But Labor fears being seen as spendthrift, and so it is too afraid to grasp its opportunity. It has opted to let congestion keep growing because it fears that the Coalition, the Murdoch press, and ultimately the voters would crucify it if it borrowed money to fix the problems. Like its predecessor, is trying to juggle the problems, to make it appear that it is solving them: promising projects it will be unable to deliver, bringing in private partners that will ultimately inflate the overall costs, doing what it can with just $3 billion a year.
That is why Labor was attracted to Transurban’s cleverly designed proposal to build a tunnel–bridge link between the West Gate Freeway and CityLink via the docks and the rail freight yards. On the numbers being discussed in the media, just $1.5 billion of the $5.5 billion cost would come from government. Most of the money to build it would come ultimately from tolls – partly on the new link ($3 for cars, $13 for trucks), partly on the now toll-free West Gate Bridge ($13 for trucks, with cars remaining free), but primarily from motorists using CityLink, for which the immensely profitable franchise granted by the Kennett government, and extended by the Napthine government, would be extended for an unspecified period.
Most of the cost, that is, would be paid by motorists using CityLink after 2035, when the franchise was due to end. Those costs are not likely to be high in the minds of voters at the 2018 state election. Andrews even cheekily suggested that the federal government might allow Victoria to transfer the $1.5 million the Abbott government paid for the East West Link to this project, only to be quickly slapped down by federal assistant infrastructure minister Jamie Briggs, who said the feds were unlikely to pay without a state contribution.
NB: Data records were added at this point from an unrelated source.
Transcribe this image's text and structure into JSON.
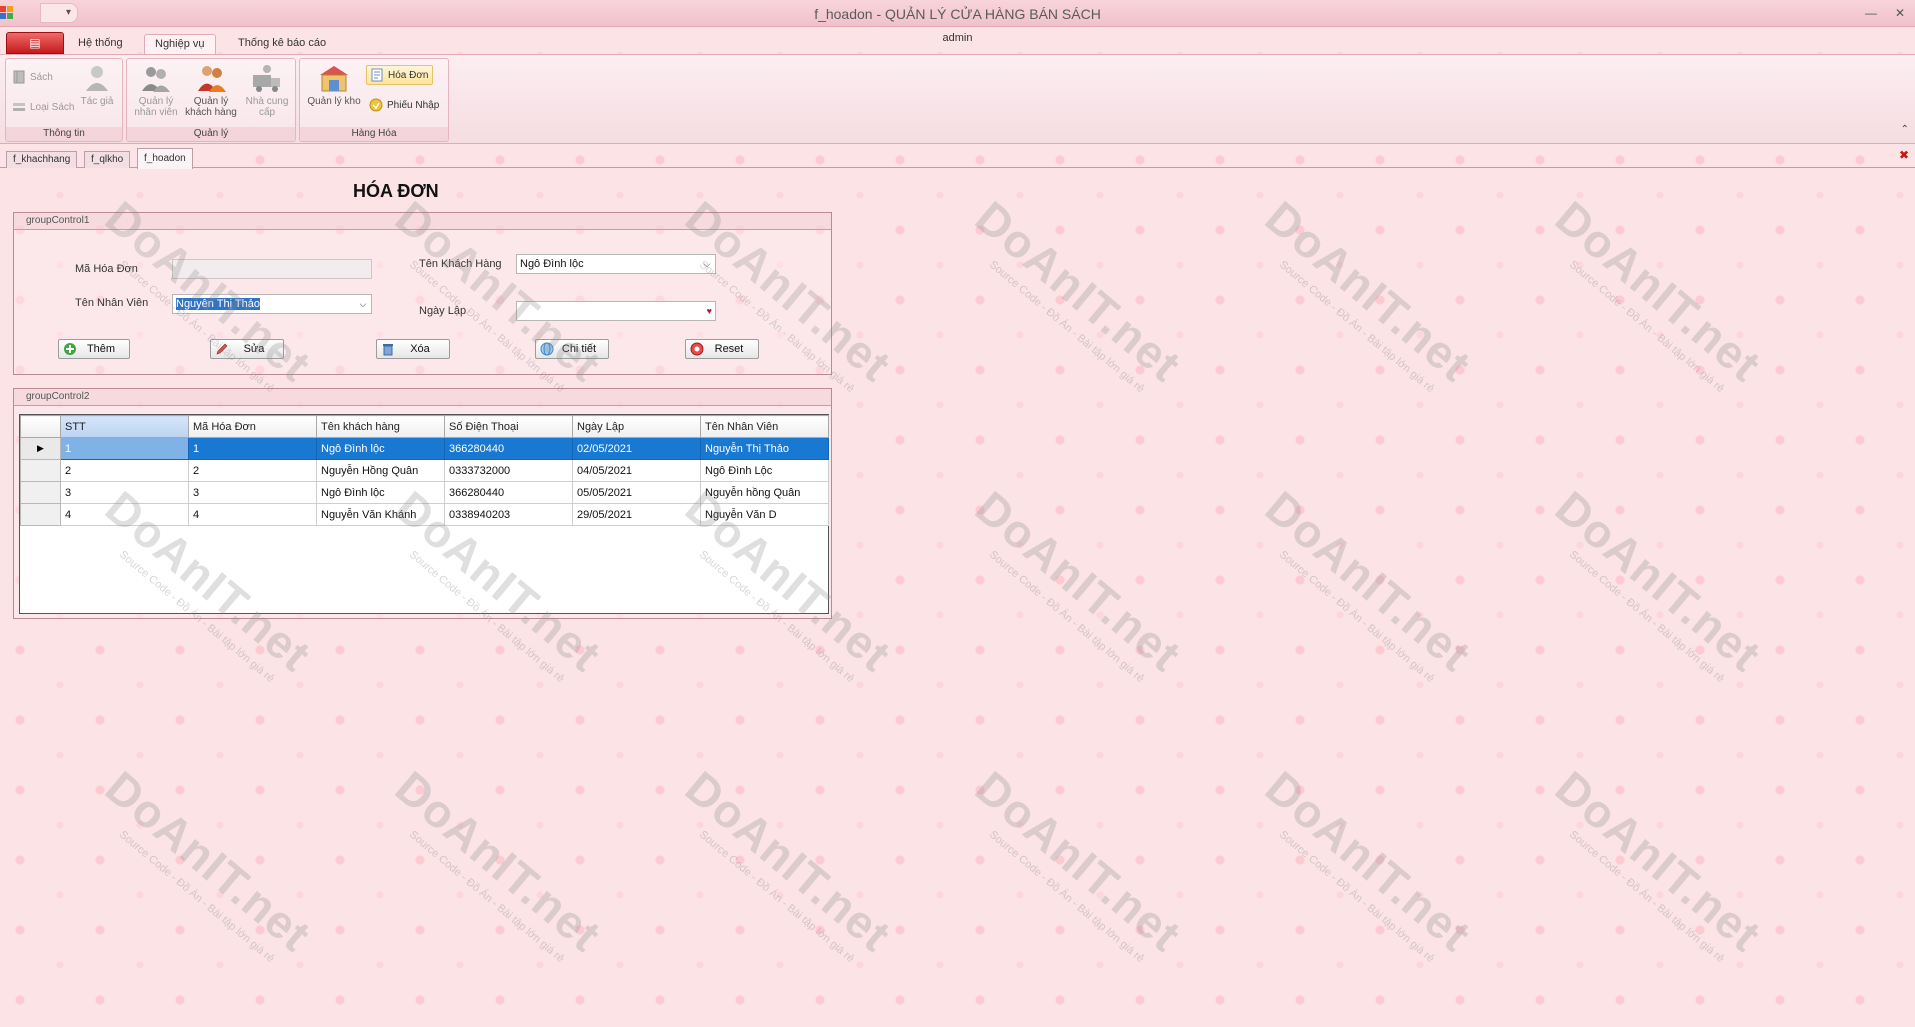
{
  "window": {
    "title": "f_hoadon - QUẢN LÝ CỬA HÀNG BÁN SÁCH",
    "user": "admin",
    "qat_glyph": "▾",
    "minimize_glyph": "—",
    "close_glyph": "✕"
  },
  "ribbon": {
    "file_glyph": "▤",
    "tabs": [
      "Hệ thống",
      "Nghiệp vụ",
      "Thống kê báo cáo"
    ],
    "groups": {
      "thong_tin": {
        "label": "Thông tin",
        "sach": "Sách",
        "loai_sach": "Loại Sách",
        "tac_gia": "Tác giả"
      },
      "quan_ly": {
        "label": "Quản lý",
        "nhan_vien": [
          "Quản lý",
          "nhân viên"
        ],
        "khach_hang": [
          "Quản lý",
          "khách hàng"
        ],
        "nha_cung_cap": [
          "Nhà cung",
          "cấp"
        ]
      },
      "hang_hoa": {
        "label": "Hàng Hóa",
        "quan_ly_kho": "Quản lý kho",
        "hoa_don": "Hóa Đơn",
        "phieu_nhap": "Phiếu Nhập"
      }
    },
    "collapse_glyph": "⌃"
  },
  "doc_tabs": [
    "f_khachhang",
    "f_qlkho",
    "f_hoadon"
  ],
  "doc_close_glyph": "✖",
  "form": {
    "title": "HÓA ĐƠN",
    "group1": {
      "header": "groupControl1",
      "ma_hoa_don_label": "Mã Hóa Đơn",
      "ma_hoa_don_value": "",
      "ten_nhan_vien_label": "Tên Nhân Viên",
      "ten_nhan_vien_value": "Nguyễn Thị Thảo",
      "ten_khach_hang_label": "Tên Khách Hàng",
      "ten_khach_hang_value": "Ngô Đình lộc",
      "ngay_lap_label": "Ngày Lập",
      "ngay_lap_value": "",
      "combo_glyph": "⌵",
      "date_glyph": "♥"
    },
    "buttons": {
      "them": "Thêm",
      "sua": "Sửa",
      "xoa": "Xóa",
      "chi_tiet": "Chi tiết",
      "reset": "Reset"
    },
    "group2": {
      "header": "groupControl2"
    },
    "grid": {
      "columns": [
        "STT",
        "Mã Hóa Đơn",
        "Tên khách hàng",
        "Số Điện Thoại",
        "Ngày Lập",
        "Tên Nhân Viên"
      ],
      "current_row_glyph": "▶",
      "rows": [
        [
          "1",
          "1",
          "Ngô Đình lộc",
          "366280440",
          "02/05/2021",
          "Nguyễn Thị Thảo"
        ],
        [
          "2",
          "2",
          "Nguyễn Hồng Quân",
          "0333732000",
          "04/05/2021",
          "Ngô Đình Lộc"
        ],
        [
          "3",
          "3",
          "Ngô Đình lộc",
          "366280440",
          "05/05/2021",
          "Nguyễn hồng Quân"
        ],
        [
          "4",
          "4",
          "Nguyễn Văn Khánh",
          "0338940203",
          "29/05/2021",
          "Nguyễn Văn D"
        ]
      ]
    }
  },
  "watermark": {
    "text": "DoAnIT.net",
    "sub": "Source Code - Đồ Án - Bài tập lớn giá rẻ"
  },
  "colors": {
    "background": "#fbe3e6",
    "selection": "#1978d2",
    "file_tab": "#c51b1b"
  }
}
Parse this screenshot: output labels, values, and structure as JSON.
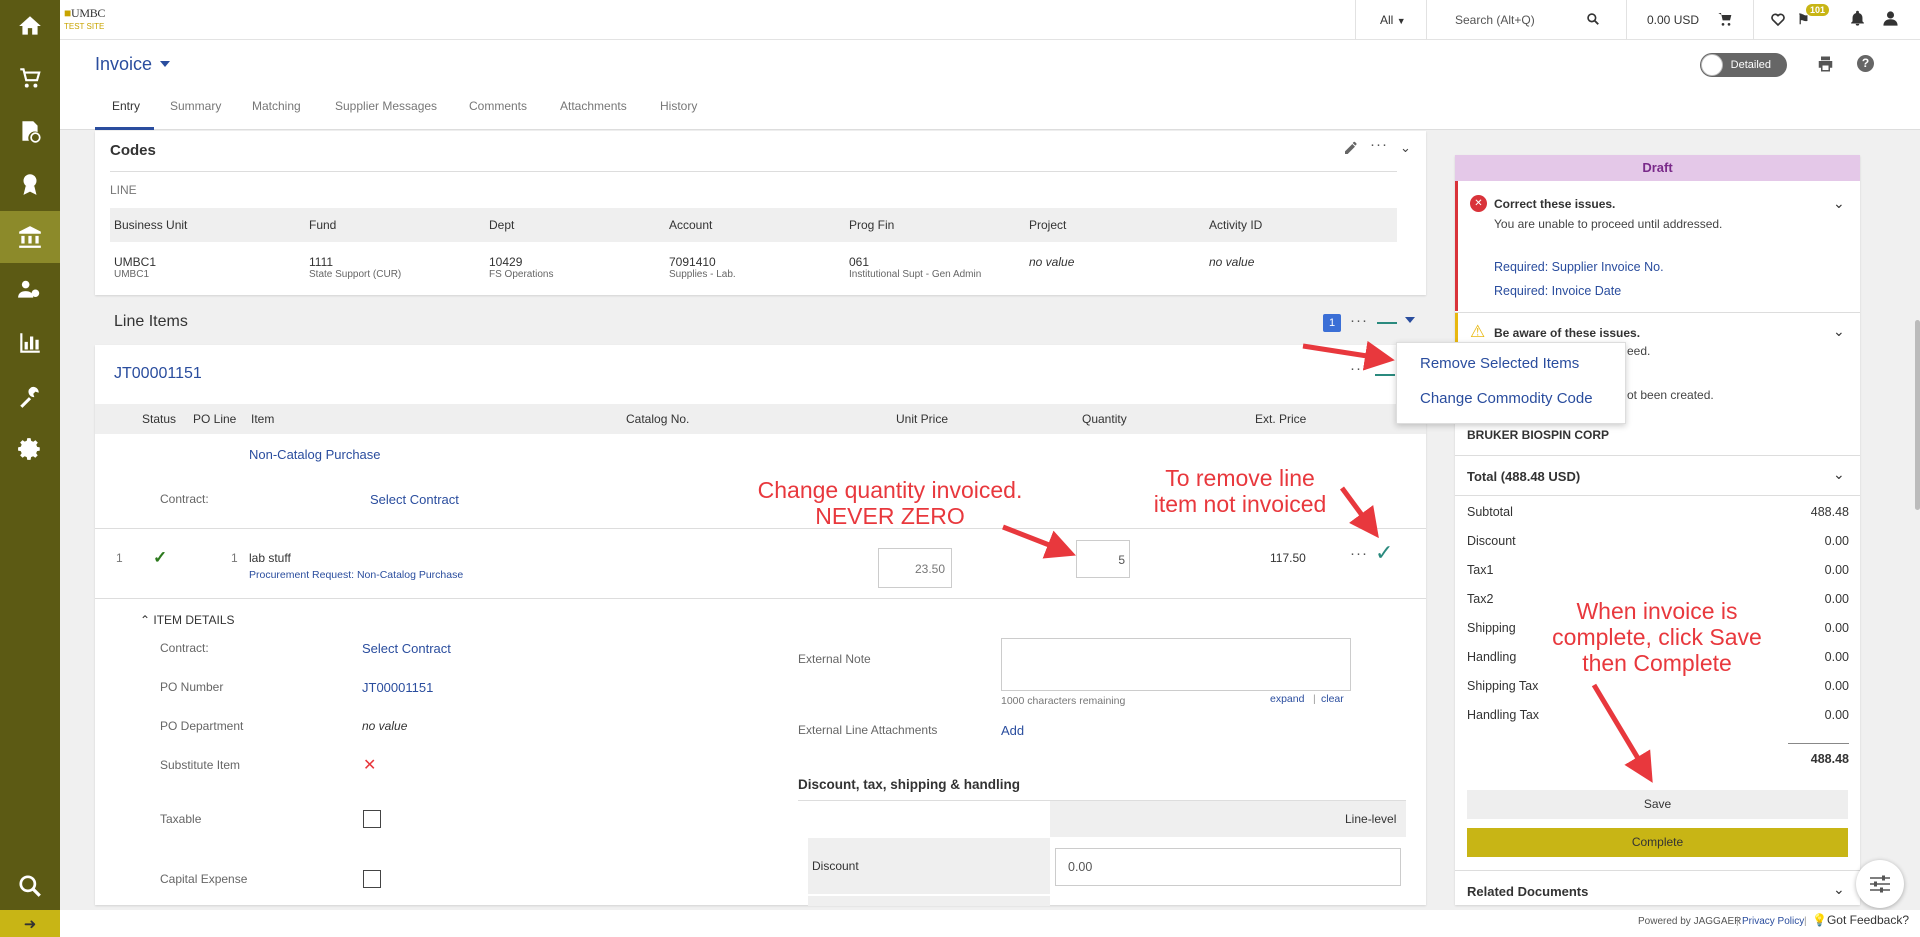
{
  "app": {
    "brand": "UMBC",
    "site": "TEST SITE"
  },
  "topbar": {
    "scope": "All",
    "search_placeholder": "Search (Alt+Q)",
    "cart_total": "0.00 USD",
    "notif_count": "101"
  },
  "sidebar": {
    "items": [
      {
        "icon": "home-icon"
      },
      {
        "icon": "cart-icon"
      },
      {
        "icon": "document-clock-icon"
      },
      {
        "icon": "award-icon"
      },
      {
        "icon": "bank-icon"
      },
      {
        "icon": "users-gear-icon"
      },
      {
        "icon": "bar-chart-icon"
      },
      {
        "icon": "wrench-gear-icon"
      },
      {
        "icon": "gear-icon"
      },
      {
        "icon": "search-icon"
      }
    ]
  },
  "header": {
    "title": "Invoice",
    "toggle_label": "Detailed",
    "tabs": [
      "Entry",
      "Summary",
      "Matching",
      "Supplier Messages",
      "Comments",
      "Attachments",
      "History"
    ]
  },
  "codes": {
    "title": "Codes",
    "section": "LINE",
    "columns": [
      "Business Unit",
      "Fund",
      "Dept",
      "Account",
      "Prog Fin",
      "Project",
      "Activity ID"
    ],
    "values": [
      {
        "main": "UMBC1",
        "sub": "UMBC1"
      },
      {
        "main": "1111",
        "sub": "State Support (CUR)"
      },
      {
        "main": "10429",
        "sub": "FS Operations"
      },
      {
        "main": "7091410",
        "sub": "Supplies - Lab."
      },
      {
        "main": "061",
        "sub": "Institutional Supt - Gen Admin"
      },
      {
        "main": "no value",
        "sub": ""
      },
      {
        "main": "no value",
        "sub": ""
      }
    ]
  },
  "line_items": {
    "title": "Line Items",
    "selected_count": "1",
    "po_number": "JT00001151",
    "columns": [
      "Status",
      "PO Line",
      "Item",
      "Catalog No.",
      "Unit Price",
      "Quantity",
      "Ext. Price"
    ],
    "group_label": "Non-Catalog Purchase",
    "contract_label": "Contract:",
    "select_contract": "Select Contract",
    "row": {
      "num": "1",
      "po_line": "1",
      "item": "lab stuff",
      "item_sub": "Procurement Request: Non-Catalog Purchase",
      "unit_price": "23.50",
      "quantity": "5",
      "ext_price": "117.50"
    },
    "menu": [
      "Remove Selected Items",
      "Change Commodity Code"
    ]
  },
  "item_details": {
    "title": "ITEM DETAILS",
    "contract_label": "Contract:",
    "contract_value": "Select Contract",
    "po_number_label": "PO Number",
    "po_number_value": "JT00001151",
    "po_dept_label": "PO Department",
    "po_dept_value": "no value",
    "substitute_label": "Substitute Item",
    "taxable_label": "Taxable",
    "capital_label": "Capital Expense",
    "ext_note_label": "External Note",
    "chars_remaining": "1000 characters remaining",
    "expand": "expand",
    "clear": "clear",
    "attachments_label": "External Line Attachments",
    "add": "Add",
    "discount_section": "Discount, tax, shipping & handling",
    "line_level": "Line-level",
    "discount_label": "Discount",
    "discount_value": "0.00"
  },
  "right_panel": {
    "status": "Draft",
    "issues_title": "Correct these issues.",
    "issues_sub": "You are unable to proceed until addressed.",
    "issue_links": [
      "Required: Supplier Invoice No.",
      "Required: Invoice Date"
    ],
    "warnings_title": "Be aware of these issues.",
    "warn_frag1": "eed.",
    "warn_frag2": "ot been created.",
    "supplier": "BRUKER BIOSPIN CORP",
    "total_title": "Total (488.48 USD)",
    "totals": [
      {
        "label": "Subtotal",
        "value": "488.48"
      },
      {
        "label": "Discount",
        "value": "0.00"
      },
      {
        "label": "Tax1",
        "value": "0.00"
      },
      {
        "label": "Tax2",
        "value": "0.00"
      },
      {
        "label": "Shipping",
        "value": "0.00"
      },
      {
        "label": "Handling",
        "value": "0.00"
      },
      {
        "label": "Shipping Tax",
        "value": "0.00"
      },
      {
        "label": "Handling Tax",
        "value": "0.00"
      }
    ],
    "grand_total": "488.48",
    "save": "Save",
    "complete": "Complete",
    "related": "Related Documents"
  },
  "annotations": {
    "qty_line1": "Change quantity invoiced.",
    "qty_line2": "NEVER ZERO",
    "remove_line1": "To remove line",
    "remove_line2": "item not invoiced",
    "save_line1": "When invoice is",
    "save_line2": "complete, click Save",
    "save_line3": "then Complete"
  },
  "footer": {
    "powered": "Powered by JAGGAER",
    "privacy": "Privacy Policy",
    "feedback": "Got Feedback?"
  },
  "colors": {
    "sidebar": "#5c5a14",
    "accent_gold": "#c8b515",
    "link": "#2a4d9e",
    "annotation_red": "#e8383d",
    "draft_bg": "#e4c8e8"
  }
}
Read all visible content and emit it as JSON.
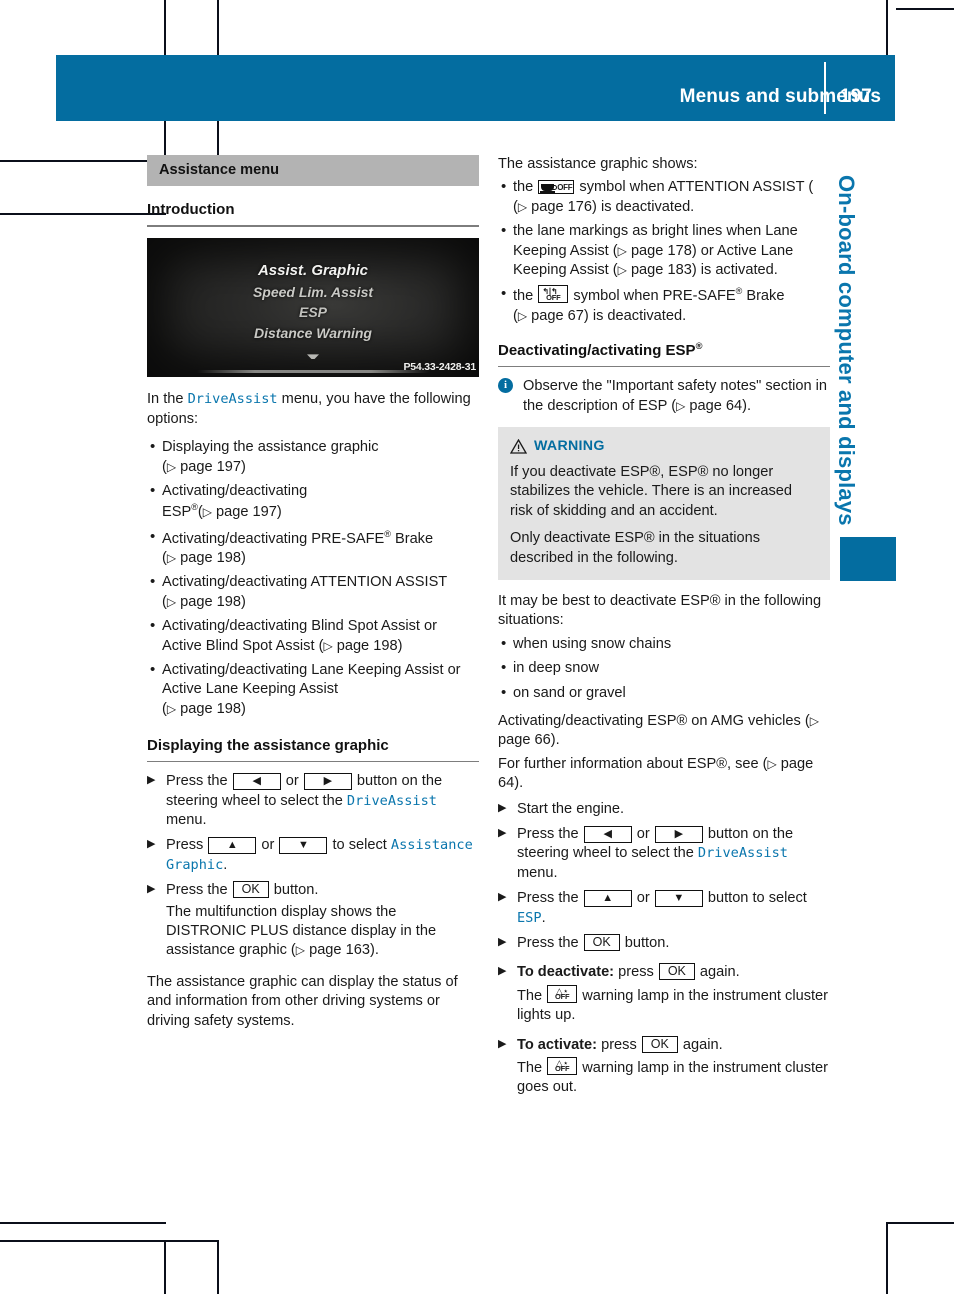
{
  "header": {
    "title": "Menus and submenus",
    "page_number": "197"
  },
  "side_tab": {
    "label": "On-board computer and displays"
  },
  "left_column": {
    "section_title": "Assistance menu",
    "intro_heading": "Introduction",
    "mfd_image": {
      "items": [
        "Assist. Graphic",
        "Speed Lim. Assist",
        "ESP",
        "Distance Warning"
      ],
      "code": "P54.33-2428-31"
    },
    "intro_lead_a": "In the ",
    "intro_menu_name": "DriveAssist",
    "intro_lead_b": " menu, you have the following options:",
    "options": [
      {
        "text": "Displaying the assistance graphic",
        "ref": "page 197",
        "ref_on_new_line": true
      },
      {
        "text": "Activating/deactivating ESP®",
        "ref": "page 197",
        "ref_on_new_line": false
      },
      {
        "text": "Activating/deactivating PRE-SAFE® Brake",
        "ref": "page 198",
        "ref_on_new_line": true
      },
      {
        "text": "Activating/deactivating ATTENTION ASSIST",
        "ref": "page 198",
        "ref_on_new_line": false
      },
      {
        "text": "Activating/deactivating Blind Spot Assist or Active Blind Spot Assist",
        "ref": "page 198",
        "ref_on_new_line": false
      },
      {
        "text": "Activating/deactivating Lane Keeping Assist or Active Lane Keeping Assist",
        "ref": "page 198",
        "ref_on_new_line": true
      }
    ],
    "display_heading": "Displaying the assistance graphic",
    "step1_a": "Press the ",
    "step1_or": " or ",
    "step1_b": " button on the steering wheel to select the ",
    "step1_menu": "DriveAssist",
    "step1_c": " menu.",
    "step2_a": "Press ",
    "step2_or": " or ",
    "step2_b": " to select ",
    "step2_menu": "Assistance Graphic",
    "step2_c": ".",
    "step3_a": "Press the ",
    "step3_ok": "OK",
    "step3_b": " button.",
    "step3_detail_a": "The multifunction display shows the DISTRONIC PLUS distance display in the assistance graphic (",
    "step3_detail_ref": "page 163",
    "step3_detail_b": ").",
    "closing": "The assistance graphic can display the status of and information from other driving systems or driving safety systems."
  },
  "right_column": {
    "lead": "The assistance graphic shows:",
    "bullets": [
      {
        "before": "the ",
        "symbol": "attention-assist-off-symbol",
        "after": " symbol when ATTENTION ASSIST (",
        "ref": "page 176",
        "tail": ") is deactivated."
      },
      {
        "before": "the lane markings as bright lines when Lane Keeping Assist (",
        "ref": "page 178",
        "middle": ") or Active Lane Keeping Assist (",
        "ref2": "page 183",
        "tail": ") is activated."
      },
      {
        "before": "the ",
        "symbol": "pre-safe-brake-off-symbol",
        "after": " symbol when PRE-SAFE® Brake (",
        "ref": "page 67",
        "tail": ") is deactivated."
      }
    ],
    "esp_heading": "Deactivating/activating ESP®",
    "note_a": "Observe the \"Important safety notes\" section in the description of ESP (",
    "note_ref": "page 64",
    "note_b": ").",
    "warning": {
      "label": "WARNING",
      "para1": "If you deactivate ESP®, ESP® no longer stabilizes the vehicle. There is an increased risk of skidding and an accident.",
      "para2": "Only deactivate ESP® in the situations described in the following."
    },
    "situations_lead": "It may be best to deactivate ESP® in the following situations:",
    "situations": [
      "when using snow chains",
      "in deep snow",
      "on sand or gravel"
    ],
    "amg_a": "Activating/deactivating ESP® on AMG vehicles (",
    "amg_ref": "page 66",
    "amg_b": ").",
    "further_a": "For further information about ESP®, see (",
    "further_ref": "page 64",
    "further_b": ").",
    "step_start_engine": "Start the engine.",
    "step_press_a": "Press the ",
    "step_press_or": " or ",
    "step_press_b": " button on the steering wheel to select the ",
    "step_press_menu": "DriveAssist",
    "step_press_c": " menu.",
    "step_updown_a": "Press the ",
    "step_updown_or": " or ",
    "step_updown_b": " button to select ",
    "step_updown_menu": "ESP",
    "step_updown_c": ".",
    "step_ok_a": "Press the ",
    "step_ok_key": "OK",
    "step_ok_b": " button.",
    "deactivate_label": "To deactivate:",
    "deactivate_a": " press ",
    "deactivate_key": "OK",
    "deactivate_b": " again.",
    "deactivate_detail_a": "The ",
    "deactivate_detail_b": " warning lamp in the instrument cluster lights up.",
    "activate_label": "To activate:",
    "activate_a": " press ",
    "activate_key": "OK",
    "activate_b": " again.",
    "activate_detail_a": "The ",
    "activate_detail_b": " warning lamp in the instrument cluster goes out."
  },
  "symbols": {
    "off_text": "OFF",
    "esp_lamp_glyph": "⬚"
  },
  "colors": {
    "brand_blue": "#046da0",
    "link_blue": "#0a76ad",
    "section_gray": "#b3b3b3",
    "warning_bg": "#e3e3e3"
  }
}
There are a number of risks with the Transurban proposal. Few cars are likely to transfer from West Gate to the Transurban Link when one is free and the other has a $3 toll. It would make far more sense to put a toll also on cars using West Gate, but that is politically impossible unless tolls are introduced for other urban freeways as well. That would make a lot of economic sense, and provide a revenue source that could be earmarked for future road construction; but it would also be a decision Sir Humphrey would call courageous.
Transurban has calculated the benefit–cost ratio of its link as 1.6–1, and had that signed off by experienced infrastructure bureaucrats Kerry Schott and Tony Canavan. The route chosen would serve a lot of goals, and there is a widespread view among transport professionals that a road linking the West – but preferably from the Western Ring Road – with the docks, the rail yards and CityLink should be Melbourne’s biggest priority in new tarmac.
But there is also a widespread view that the best projects in terms of bang for buck are not the big blockbusters like this, but smaller projects that improve the existing road system by tackling bottlenecks: removing fifty level crossings, for instance, which was Andrews’s biggest priority in the election campaign, or duplicating the single-lane main roads that now cause congestion in the western suburbs from dawn till dark. But smaller, more worthwhile projects tend to come off second best when competing for funds against the blockbusters, and so those commonsense projects seem to be receding. •